The digital currency, ‘Aber” was announced in January on a preliminary trial basis amid plans to roll out a number of new economic measures in Saudi Arabia and the United Arab Emirates (UAE).
The Crown Prince of Saudi Arabia Mohammed bin Salman arrived in the UAE for his second official visit last week, and the purpose of this visit was to discuss the creation of a joint digital currency between the two countries.
The discussion has led to the official confirmation of the joint digital currency.
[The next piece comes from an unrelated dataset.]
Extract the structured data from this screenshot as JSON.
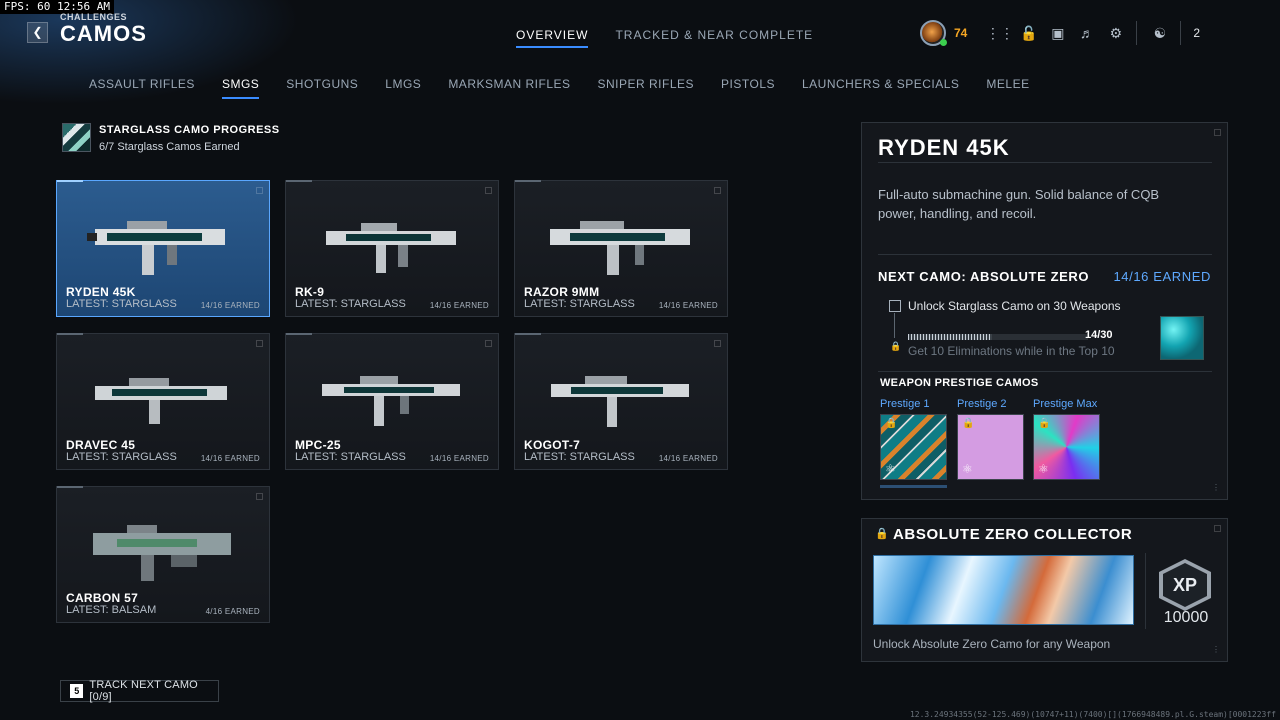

Details of the joint-issued digital currency were revealed earlier this year by the United Arab Emirates Central Bank (UAECB) and the Saudi Arabian Monetary Authority (SAMA).
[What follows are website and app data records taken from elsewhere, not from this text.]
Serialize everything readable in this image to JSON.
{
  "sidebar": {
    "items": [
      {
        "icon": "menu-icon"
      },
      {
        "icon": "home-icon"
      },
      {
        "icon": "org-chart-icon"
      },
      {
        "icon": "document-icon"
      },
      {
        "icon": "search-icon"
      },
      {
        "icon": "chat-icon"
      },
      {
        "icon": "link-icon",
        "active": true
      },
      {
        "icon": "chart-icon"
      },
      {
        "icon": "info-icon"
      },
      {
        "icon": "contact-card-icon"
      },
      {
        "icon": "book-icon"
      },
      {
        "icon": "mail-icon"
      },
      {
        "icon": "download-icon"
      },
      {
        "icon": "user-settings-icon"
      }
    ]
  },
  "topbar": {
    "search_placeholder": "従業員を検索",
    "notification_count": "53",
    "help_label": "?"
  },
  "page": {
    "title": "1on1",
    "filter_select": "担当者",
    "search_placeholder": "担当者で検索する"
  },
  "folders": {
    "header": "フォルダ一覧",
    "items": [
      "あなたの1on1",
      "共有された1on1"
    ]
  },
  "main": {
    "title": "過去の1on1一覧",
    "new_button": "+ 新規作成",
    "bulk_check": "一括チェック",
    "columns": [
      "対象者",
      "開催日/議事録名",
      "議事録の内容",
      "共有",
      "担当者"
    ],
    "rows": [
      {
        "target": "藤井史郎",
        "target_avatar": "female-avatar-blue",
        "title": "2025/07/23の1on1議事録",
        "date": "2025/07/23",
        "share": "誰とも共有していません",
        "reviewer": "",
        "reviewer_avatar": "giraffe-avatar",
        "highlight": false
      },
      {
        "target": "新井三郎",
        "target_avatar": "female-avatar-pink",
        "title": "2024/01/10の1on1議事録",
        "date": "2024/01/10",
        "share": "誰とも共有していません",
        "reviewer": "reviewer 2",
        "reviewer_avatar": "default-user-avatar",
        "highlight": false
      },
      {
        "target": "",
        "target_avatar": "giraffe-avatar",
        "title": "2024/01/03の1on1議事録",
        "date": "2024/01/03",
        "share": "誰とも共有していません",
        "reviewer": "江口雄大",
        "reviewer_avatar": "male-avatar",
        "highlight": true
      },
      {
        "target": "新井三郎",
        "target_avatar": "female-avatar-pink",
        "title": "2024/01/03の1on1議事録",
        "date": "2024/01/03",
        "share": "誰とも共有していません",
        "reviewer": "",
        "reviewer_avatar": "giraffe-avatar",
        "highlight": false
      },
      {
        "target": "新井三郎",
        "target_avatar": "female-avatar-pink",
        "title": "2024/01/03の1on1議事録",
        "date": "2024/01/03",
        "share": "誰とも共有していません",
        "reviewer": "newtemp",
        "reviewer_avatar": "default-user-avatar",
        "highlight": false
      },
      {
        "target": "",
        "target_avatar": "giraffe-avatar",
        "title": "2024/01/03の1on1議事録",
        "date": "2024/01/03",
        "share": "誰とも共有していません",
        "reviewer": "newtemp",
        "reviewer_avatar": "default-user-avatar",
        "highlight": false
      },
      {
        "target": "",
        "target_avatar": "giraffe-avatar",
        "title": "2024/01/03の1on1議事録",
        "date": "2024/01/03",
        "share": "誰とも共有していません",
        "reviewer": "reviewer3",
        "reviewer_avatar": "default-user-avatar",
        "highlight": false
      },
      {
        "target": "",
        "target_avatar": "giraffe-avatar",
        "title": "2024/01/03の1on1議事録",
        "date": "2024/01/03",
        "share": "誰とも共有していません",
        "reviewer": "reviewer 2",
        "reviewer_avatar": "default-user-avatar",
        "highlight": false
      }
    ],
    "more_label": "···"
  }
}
The two countries with a combined economy of over $1.2 trillion also announced new policies which include plans to construct a new joint oil refinery as well as cooperating on cybersecurity.
The digital currency would be one of the latest moves to promote strengthened ties between the two Arab states.
According to a Saudi news agency, Spa, a UAE spokesperson declared that the two countries “agreed on many Arab issues”, further emphasising that Saudi Arabia “carries the banner of defending its interests against all aspirations and projects aimed at splitting Arab unity.”
As tweeted by Sheikh Mohamed Bin Zayed of the UAE, “I am delighted to welcome my brother and friend, Mohammed bin Salman, to his second home, the UAE. Our dear guest is among his family.”
The digital currency would allow central banks within the two countries to trade with one another easily. However, it is uncertain at this stage whether the digital currency will be made available for the public.
Contrary to its previous statement where the Saudi Arabian government criticized digital currencies and cryptocurrency in general for the lack of laws and central authority overseeing these digital assets, it seems that the government has now softened its stance towards digital currencies.